CradleMountain.jpg
Cradle Mountain and Dove Lake, Central Highlands
Country  Australia
Type Mixed
Criteria iii, iv, vi, vii, viii, ix, x
Reference 181
Region ** Asia-Pacific
Inscription history
Inscription 1982 (6th Session)
Extensions 1989
The Spotted Quoll is found on Tasmania and on the mainland. It is now Australia's largest carnivorous marsupial and an endangered species.[1]p70–76[2]p48
The fate of the thylacine. 1869

The Tasmanian Wilderness is a term that is used for a range of areas in Tasmania, Australia.

The World Heritage Areas in South West Tasmania, Western Tasmania and Central Highlands are the most well known.

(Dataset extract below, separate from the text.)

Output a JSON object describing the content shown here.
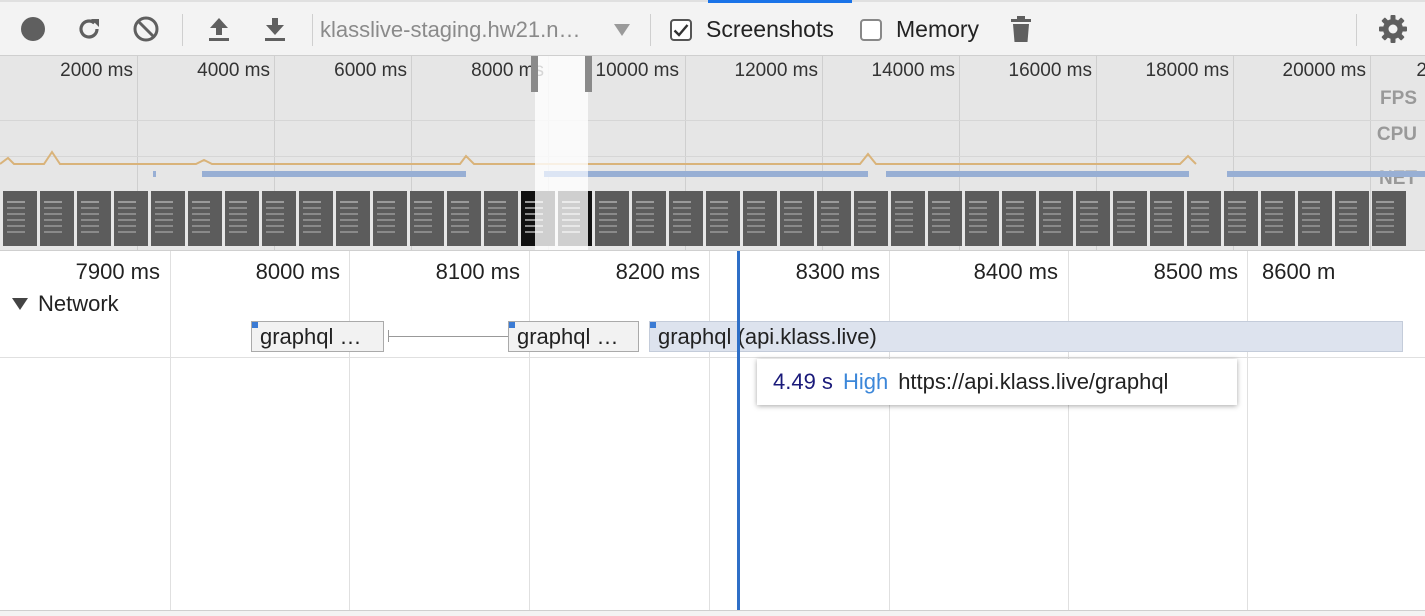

However, there are also other wilderness areas in Tasmania, Tarkine and the Cradle mountain wilderness. There is also an organisation known as the Tasmanian Wilderness Society.

The World Heritage Area is one of the largest conservation areas in Australia, covering 13,800 km², or almost 20% of Tasmania. The area constitutes one of the last expanses of temperate wilderness in the world, including the renowned South West Wilderness. The area became a UNESCO World Heritage Site in 1982, and it was extended in 1989. It is important for both its natural value but also its cultural values as well.

Remains found in limestone caves show that humans have lived in the area for well over 20,000 years.

The Tasmanian Tiger was the largest Dasyuromorphia[2] and the last living specimen of the family Thylacinidae. The last known specimen died in captivity in 1936.[1]p77 The world's largest surviving carnivorous marsupial is the Tasmanian Devil; it is the size of a small dog and can hunt, although it is mainly a scavenger.[2]p46 It became extinct on the mainland some 600 years ago, and is now found only in Tasmania.[1]p69

World Heritage area[change | change source]

The following National Parks and reserves make up the Tasmanian Wilderness World Heritage Area:


Lake Pedder from Mount Eliza, Southwest National Park

Related pages[change | change source]

References[change | change source]

  1. 1.0 1.1 1.2 Egerton L. (ed) 2005. Encyclopedia of Australian wildlife. Reader's Digest. ISBN 1-876689-34-X
  2. 2.0 2.1 2.2 Menkhorst P.W. & Knight F. 2004. A field guide to the mammals of Australia. Oxford University Press ISBN 0-19-555037-4
  3. "Cradle Mountain - Introduction". Parks and Wildlife Service Tasmania. 2012. http://www.parks.tas.gov.au/index.aspx?base=3297. Retrieved 22 April 2012.

Other websites[change | change source]

Media related to Tasmanian Wilderness World Heritage Area at Wikimedia Commons

Coordinates: 41°34′59″S 145°25′01″E / 41.583°S 145.417°E / -41.583; 145.417

This article is about a World Heritage Site